Here's a good article outlining limiters: http://music.tutsplus.com/tutorials/a-beginners-introduction-to-limiters--audio-1071
It gets somewhat technical, but any answer beyond a superficial one inherently will. Let me try, though!
The main option you'll be looking at on any limiter is the "out ceiling," which is the absolute maximum volume level that will be allowed - that means anything that goes louder than your "out ceiling" will be "forced down" in level to meet the out ceiling. Still with me?

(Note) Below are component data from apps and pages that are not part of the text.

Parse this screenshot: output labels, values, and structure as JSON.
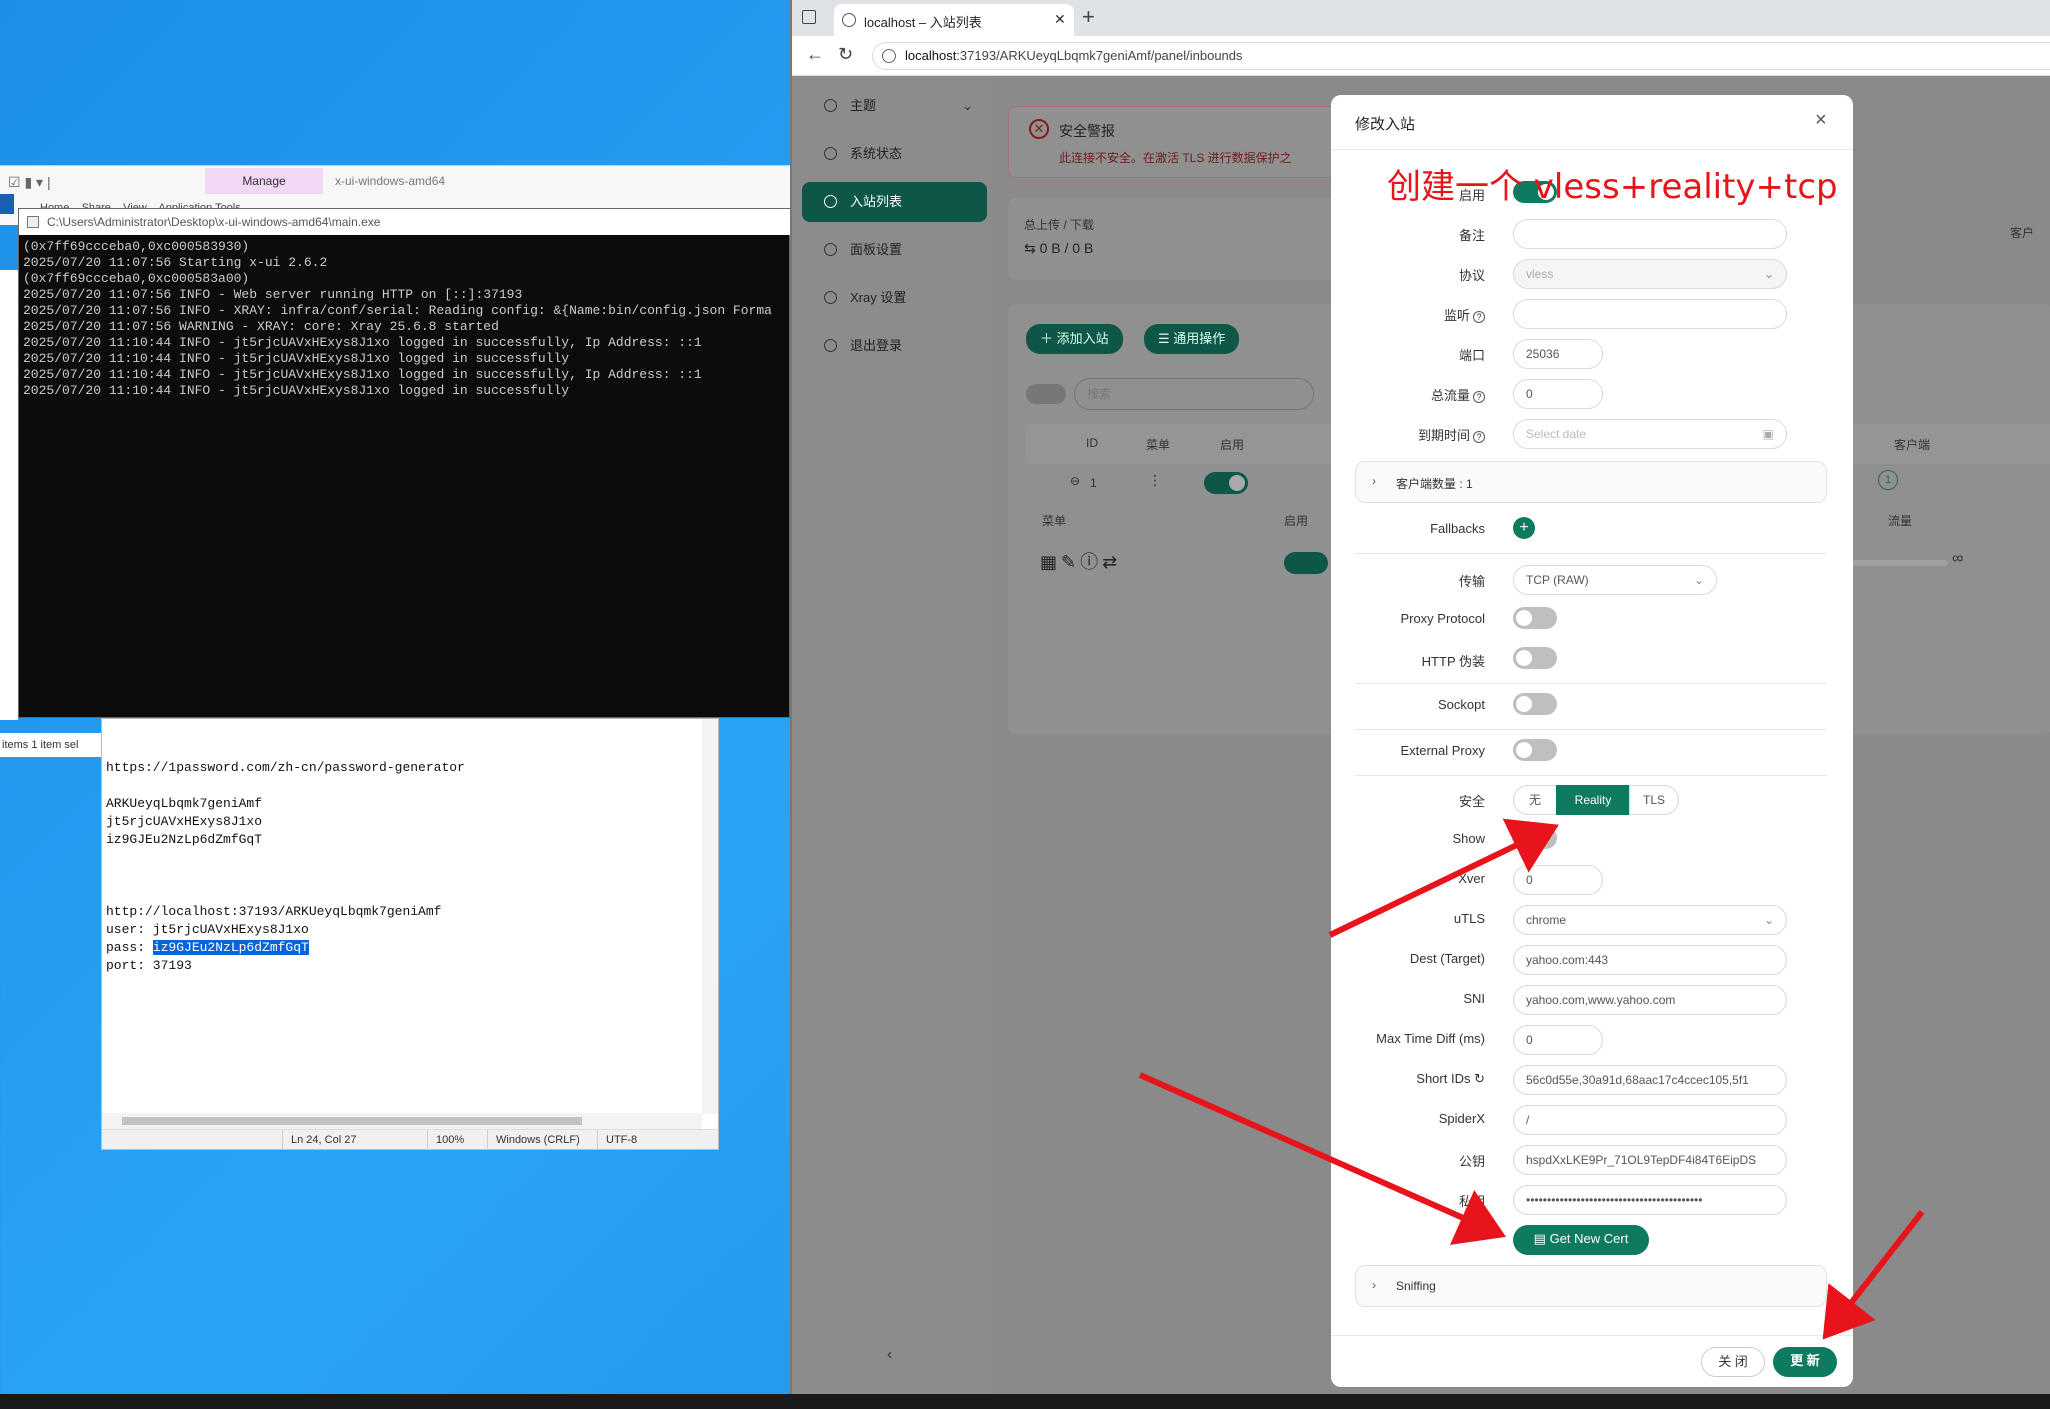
{
  "explorer": {
    "manage_tab": "Manage",
    "window_title": "x-ui-windows-amd64",
    "ribbon_tabs": "Home    Share    View    Application Tools"
  },
  "console": {
    "title": "C:\\Users\\Administrator\\Desktop\\x-ui-windows-amd64\\main.exe",
    "lines": [
      "(0x7ff69ccceba0,0xc000583930)",
      "2025/07/20 11:07:56 Starting x-ui 2.6.2",
      "(0x7ff69ccceba0,0xc000583a00)",
      "2025/07/20 11:07:56 INFO - Web server running HTTP on [::]:37193",
      "2025/07/20 11:07:56 INFO - XRAY: infra/conf/serial: Reading config: &{Name:bin/config.json Forma",
      "2025/07/20 11:07:56 WARNING - XRAY: core: Xray 25.6.8 started",
      "2025/07/20 11:10:44 INFO - jt5rjcUAVxHExys8J1xo logged in successfully, Ip Address: ::1",
      "2025/07/20 11:10:44 INFO - jt5rjcUAVxHExys8J1xo logged in successfully",
      "2025/07/20 11:10:44 INFO - jt5rjcUAVxHExys8J1xo logged in successfully, Ip Address: ::1",
      "2025/07/20 11:10:44 INFO - jt5rjcUAVxHExys8J1xo logged in successfully"
    ]
  },
  "explorer_status": "items     1 item sel",
  "notepad": {
    "text_before": "https://1password.com/zh-cn/password-generator\n\nARKUeyqLbqmk7geniAmf\njt5rjcUAVxHExys8J1xo\niz9GJEu2NzLp6dZmfGqT\n\n\n\nhttp://localhost:37193/ARKUeyqLbqmk7geniAmf\nuser: jt5rjcUAVxHExys8J1xo\npass: ",
    "selected": "iz9GJEu2NzLp6dZmfGqT",
    "text_after": "\nport: 37193",
    "status_pos": "Ln 24, Col 27",
    "status_zoom": "100%",
    "status_eol": "Windows (CRLF)",
    "status_enc": "UTF-8"
  },
  "browser": {
    "tab_title": "localhost – 入站列表",
    "url_host": "localhost",
    "url_rest": ":37193/ARKUeyqLbqmk7geniAmf/panel/inbounds"
  },
  "sidebar": {
    "items": [
      {
        "label": "主题",
        "icon": "bulb-icon"
      },
      {
        "label": "系统状态",
        "icon": "dashboard-icon"
      },
      {
        "label": "入站列表",
        "icon": "user-icon"
      },
      {
        "label": "面板设置",
        "icon": "gear-icon"
      },
      {
        "label": "Xray 设置",
        "icon": "tool-icon"
      },
      {
        "label": "退出登录",
        "icon": "logout-icon"
      }
    ]
  },
  "main": {
    "alert_title": "安全警报",
    "alert_text": "此连接不安全。在激活 TLS 进行数据保护之",
    "traffic_label": "总上传 / 下载",
    "traffic_value": "⇆ 0 B / 0 B",
    "client_label": "客户",
    "add_inbound": "添加入站",
    "general_ops": "通用操作",
    "search_placeholder": "搜索",
    "col_id": "ID",
    "col_menu": "菜单",
    "col_enable": "启用",
    "col_clients": "客户端",
    "row_id": "1",
    "sub_menu": "菜单",
    "sub_enable": "启用",
    "sub_traffic": "流量",
    "row_client_count": "1",
    "infinity": "∞"
  },
  "modal": {
    "title": "修改入站",
    "annotation": "创建一个 vless+reality+tcp",
    "fields": {
      "enable": "启用",
      "remark": "备注",
      "protocol": "协议",
      "protocol_value": "vless",
      "listen": "监听",
      "port": "端口",
      "port_value": "25036",
      "total_traffic": "总流量",
      "total_value": "0",
      "expiry": "到期时间",
      "expiry_placeholder": "Select date",
      "clients_count": "客户端数量 : 1",
      "fallbacks": "Fallbacks",
      "transport": "传输",
      "transport_value": "TCP (RAW)",
      "proxy_protocol": "Proxy Protocol",
      "http_camouflage": "HTTP 伪装",
      "sockopt": "Sockopt",
      "external_proxy": "External Proxy",
      "security": "安全",
      "sec_none": "无",
      "sec_reality": "Reality",
      "sec_tls": "TLS",
      "show": "Show",
      "xver": "Xver",
      "xver_value": "0",
      "utls": "uTLS",
      "utls_value": "chrome",
      "dest": "Dest (Target)",
      "dest_value": "yahoo.com:443",
      "sni": "SNI",
      "sni_value": "yahoo.com,www.yahoo.com",
      "max_time_diff": "Max Time Diff (ms)",
      "max_time_value": "0",
      "short_ids": "Short IDs",
      "short_ids_value": "56c0d55e,30a91d,68aac17c4ccec105,5f1",
      "spiderx": "SpiderX",
      "spiderx_value": "/",
      "public_key": "公钥",
      "public_key_value": "hspdXxLKE9Pr_71OL9TepDF4i84T6EipDS",
      "private_key": "私钥",
      "private_key_value": "••••••••••••••••••••••••••••••••••••••••••",
      "get_new_cert": "Get New Cert",
      "sniffing": "Sniffing"
    },
    "btn_close": "关 闭",
    "btn_update": "更 新"
  },
  "colors": {
    "accent": "#0e7a5f",
    "annotation": "#e8141b"
  }
}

To give that a specific example with numbers, the "loudest thing possible" on most limiters should be 0.0 dB (weird, I know) and anything softer than that will be in the negative numbers (I don't make these systems up). Since hitting 0.0 will typically register as peaking/clipping, you could set your out ceiling to say, -0.1 or -0.2, which would allow sound to get right up to "as loud as possible," but keep it from actually going over the top. This in general is a good way to ward off distortion - sound can occasionally have random, brief spikes in volume, and having something in there to automatically take the edge off these brief moments of excessively loud sound can save you time mixing - and if you're in software without really detailed mixing tools, it can prevent distortion you otherwise can't fix.

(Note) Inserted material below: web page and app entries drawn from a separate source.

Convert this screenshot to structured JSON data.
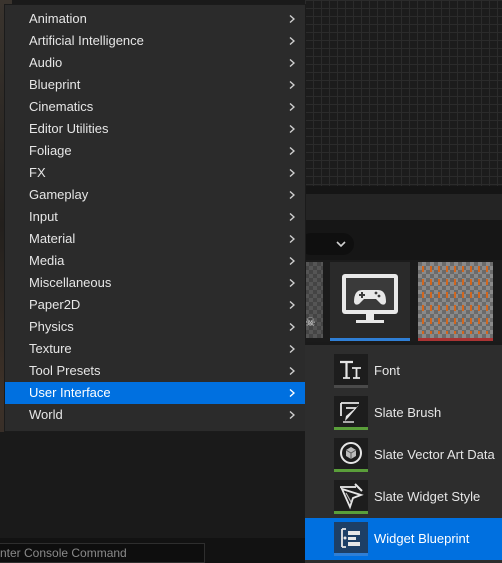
{
  "menu": {
    "items": [
      {
        "label": "Animation"
      },
      {
        "label": "Artificial Intelligence"
      },
      {
        "label": "Audio"
      },
      {
        "label": "Blueprint"
      },
      {
        "label": "Cinematics"
      },
      {
        "label": "Editor Utilities"
      },
      {
        "label": "Foliage"
      },
      {
        "label": "FX"
      },
      {
        "label": "Gameplay"
      },
      {
        "label": "Input"
      },
      {
        "label": "Material"
      },
      {
        "label": "Media"
      },
      {
        "label": "Miscellaneous"
      },
      {
        "label": "Paper2D"
      },
      {
        "label": "Physics"
      },
      {
        "label": "Texture"
      },
      {
        "label": "Tool Presets"
      },
      {
        "label": "User Interface",
        "selected": true
      },
      {
        "label": "World"
      }
    ],
    "arrow_icon": "chevron-right-icon",
    "highlight_color": "#0070E0"
  },
  "submenu": {
    "parent": "User Interface",
    "items": [
      {
        "label": "Font",
        "icon": "font-tt-icon",
        "accent": "#4a4a4a"
      },
      {
        "label": "Slate Brush",
        "icon": "slate-brush-icon",
        "accent": "#5a9e3a"
      },
      {
        "label": "Slate Vector Art Data",
        "icon": "slate-vector-art-icon",
        "accent": "#5a9e3a"
      },
      {
        "label": "Slate Widget Style",
        "icon": "slate-widget-style-icon",
        "accent": "#5a9e3a"
      },
      {
        "label": "Widget Blueprint",
        "icon": "widget-blueprint-icon",
        "accent": "#2f7fd6",
        "selected": true
      }
    ]
  },
  "background": {
    "console_placeholder": "Enter Console Command",
    "filter_dropdown_icon": "chevron-down-icon",
    "thumbnail_icons": [
      "gamepad-monitor-icon",
      "skull-icon"
    ]
  }
}
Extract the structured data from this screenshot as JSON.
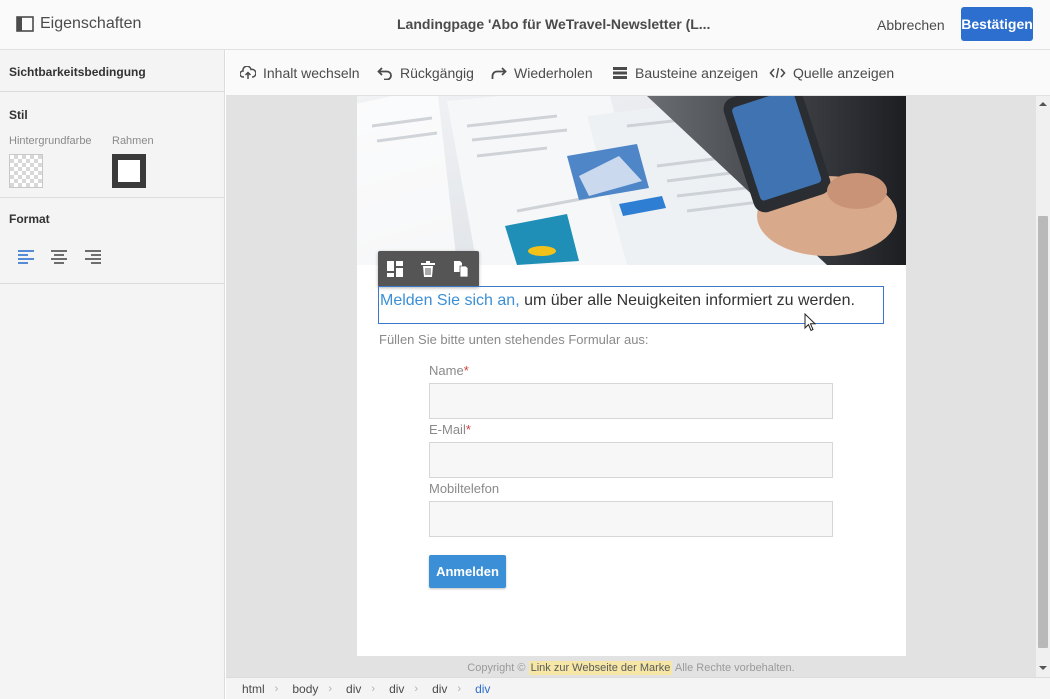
{
  "header": {
    "panel_title": "Eigenschaften",
    "doc_title": "Landingpage 'Abo für WeTravel-Newsletter (L...",
    "cancel_label": "Abbrechen",
    "confirm_label": "Bestätigen"
  },
  "left_panel": {
    "visibility_label": "Sichtbarkeitsbedingung",
    "style": {
      "title": "Stil",
      "background_label": "Hintergrundfarbe",
      "border_label": "Rahmen"
    },
    "format": {
      "title": "Format",
      "alignments": [
        "left",
        "center",
        "right"
      ],
      "active_alignment": "left"
    }
  },
  "toolbar": {
    "items": [
      {
        "label": "Inhalt wechseln",
        "icon": "cloud-upload-icon"
      },
      {
        "label": "Rückgängig",
        "icon": "undo-icon"
      },
      {
        "label": "Wiederholen",
        "icon": "redo-icon"
      },
      {
        "label": "Bausteine anzeigen",
        "icon": "list-icon"
      },
      {
        "label": "Quelle anzeigen",
        "icon": "code-icon"
      }
    ]
  },
  "block_toolbar": {
    "icons": [
      "layout-icon",
      "trash-icon",
      "duplicate-icon"
    ]
  },
  "content": {
    "headline_link": "Melden Sie sich an,",
    "headline_rest": " um über alle Neuigkeiten informiert zu werden.",
    "subtext": "Füllen Sie bitte unten stehendes Formular aus:",
    "fields": [
      {
        "label": "Name",
        "required": true,
        "value": ""
      },
      {
        "label": "E-Mail",
        "required": true,
        "value": ""
      },
      {
        "label": "Mobiltelefon",
        "required": false,
        "value": ""
      }
    ],
    "required_marker": "*",
    "submit_label": "Anmelden"
  },
  "footer": {
    "copyright": "Copyright ©",
    "link_text": "Link zur Webseite der Marke",
    "rights": "Alle Rechte vorbehalten."
  },
  "breadcrumb": [
    "html",
    "body",
    "div",
    "div",
    "div",
    "div"
  ],
  "colors": {
    "accent": "#2d6fce",
    "link_blue": "#3b8fd6",
    "selection_border": "#3b78c9",
    "footer_highlight": "#f6e7a6"
  }
}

This is the general, broad-slice look at it. Beware though, if something goes ridiculously louder than the limiter's out ceiling, you can still get distortion - so it's a good safety net, but not a guaranteed fix-all. In those cases, adjusting the level of the offending audio clip is still the way to go.